10 Great Cruise Ships for Art Lovers
By Sherri Eisenberg
Sure, you can sail to the best destinations in the world for art lovers, from Livorno (to spend the day in Florence) to Le Havre (to explore Paris’ unforgettable museums). However, there are cruise ships that are art destinations unto themselves, with collections that might surprise even the most astute connoisseurs. Read on for where you’ll find some of the most significant works of art at sea.
The first time I boarded Hapag-Lloyd Cruises’ Europa 2, I was stunned by the artwork. It’s everywhere, and it’s such a striking, playful collection that — even though the whole ship is exquisitely designed — it dazzles nonetheless. Step into the Elements restaurant, and you’ll be drawn to the Lei Xue vase from the 1970s, which looks like classical Chinese porcelain, but has Disney characters hidden in the patterns. With almost 900 pieces, including those by artists Damien Hirst, Gerhard Richter, David Hockney, Olafur Eliasson, and Hans Hartung, the ship is a floating museum. In fact, there are onboard tours of the collection with a curator, as well as special “art2sea” sailings with notable art dealers, art editors, and artists.

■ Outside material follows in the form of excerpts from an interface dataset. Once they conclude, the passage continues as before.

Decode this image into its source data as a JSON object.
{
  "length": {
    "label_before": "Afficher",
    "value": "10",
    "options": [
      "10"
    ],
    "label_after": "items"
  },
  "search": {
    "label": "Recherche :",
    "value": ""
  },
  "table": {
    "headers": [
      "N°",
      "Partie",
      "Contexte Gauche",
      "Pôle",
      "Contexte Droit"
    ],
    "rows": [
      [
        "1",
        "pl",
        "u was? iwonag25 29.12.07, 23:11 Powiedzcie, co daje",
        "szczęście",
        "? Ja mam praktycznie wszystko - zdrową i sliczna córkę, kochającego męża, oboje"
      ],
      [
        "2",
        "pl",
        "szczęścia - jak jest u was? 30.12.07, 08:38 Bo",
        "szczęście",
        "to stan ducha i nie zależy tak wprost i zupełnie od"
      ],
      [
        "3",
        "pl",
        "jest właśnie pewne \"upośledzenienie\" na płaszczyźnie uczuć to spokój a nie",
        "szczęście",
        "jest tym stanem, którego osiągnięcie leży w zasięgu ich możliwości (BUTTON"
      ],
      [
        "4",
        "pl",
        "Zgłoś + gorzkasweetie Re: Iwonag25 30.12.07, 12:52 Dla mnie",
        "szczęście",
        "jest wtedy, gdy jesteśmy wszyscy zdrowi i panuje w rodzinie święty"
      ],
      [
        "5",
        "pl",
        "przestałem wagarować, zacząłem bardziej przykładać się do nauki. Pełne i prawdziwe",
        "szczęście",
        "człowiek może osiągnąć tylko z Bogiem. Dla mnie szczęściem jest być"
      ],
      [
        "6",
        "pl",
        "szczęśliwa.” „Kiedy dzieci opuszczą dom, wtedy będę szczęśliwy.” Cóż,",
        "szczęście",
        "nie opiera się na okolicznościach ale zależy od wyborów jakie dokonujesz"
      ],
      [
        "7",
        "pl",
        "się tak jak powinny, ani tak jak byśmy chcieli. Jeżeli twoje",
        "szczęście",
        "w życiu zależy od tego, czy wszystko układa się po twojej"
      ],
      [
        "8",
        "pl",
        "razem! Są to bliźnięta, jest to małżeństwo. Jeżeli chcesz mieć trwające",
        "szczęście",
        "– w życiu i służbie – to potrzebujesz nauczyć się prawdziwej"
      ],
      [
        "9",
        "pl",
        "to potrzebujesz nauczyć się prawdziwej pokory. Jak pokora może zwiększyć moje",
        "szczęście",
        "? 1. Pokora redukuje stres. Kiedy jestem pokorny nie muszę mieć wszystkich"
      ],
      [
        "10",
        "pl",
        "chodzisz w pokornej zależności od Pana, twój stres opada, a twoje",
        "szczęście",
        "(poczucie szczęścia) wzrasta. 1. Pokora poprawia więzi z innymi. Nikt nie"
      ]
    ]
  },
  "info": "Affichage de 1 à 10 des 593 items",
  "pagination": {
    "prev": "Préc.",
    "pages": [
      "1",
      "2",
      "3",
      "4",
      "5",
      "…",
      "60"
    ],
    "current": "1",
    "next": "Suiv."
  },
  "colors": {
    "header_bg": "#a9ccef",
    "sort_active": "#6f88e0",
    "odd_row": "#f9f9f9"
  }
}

Oceania Cruises made a serious investment in artwork when the line launched its two purpose-built ships, Marina and Riviera. You’ll see impressive lithographs by Joan Miró, etchings by Pablo Picasso grace the walls of Marina’s Casino Bar, and a dramatic Damien Hirst is featured in Marina’s Canyon Ranch spa lobby. On Riviera, be sure to check out the Picasso etchings in the Grand Bar — you’ll find 16 signed and numbered etchings on the ship. In addition, these two ships and Insignia all feature the Artist Loft, with rotating artists-in-residence who teach classes in their specialties — from watercolor to oils, sketches, collages, or printmaking — encouraging passengers to take inspiration from their surroundings.
Seven Seas Explorer
Regent Seven Seas Cruises’ self-proclaimed “most luxurious ship in the world” features two authentic Picasso lithographs (which flank the doors to the $10,000-per-night Regent Suite) and a two-ton, cast-bronze Tibetan Prayer wheel, which cost approximately $500,000 and sits outside Pacific Rim, the ship’s Asian fusion restaurant. You’ll also find works by Joan Miró in the Master Suites, a Marc Chagall in the bar of Prime 7 steakhouse, and large canvases created by Eduardo Arranz-Bravo.
While Celebrity Cruises has long been committed to its art collection — the line was first to offer iPod tours — Celebrity Reflection stands out as having a special collection of works, 5,607 of them, each offering a take on the concept of reflecting. Celebrity has done a beautiful job of not taking that idea too seriously, such as with a lighthearted Richard Prince silkscreen from his “Monochromatic Joke Series.” There’s also a mirrored flower sculpture by Jeff Koons and a colorful glass installation by Graham Caldwell. Don’t miss the “Banco (Ground Rules),” a Robert Rauschenberg print layered with foil and text that’s hung in the Passport Bar.
Viking Ocean Cruises’ ships have the largest collection of Scandinavian artwork at sea, and each ship showcases Scandinavian artists, particularly Norwegians. Viking Star’s collection is designed around….
Photo: Jodi Ornstein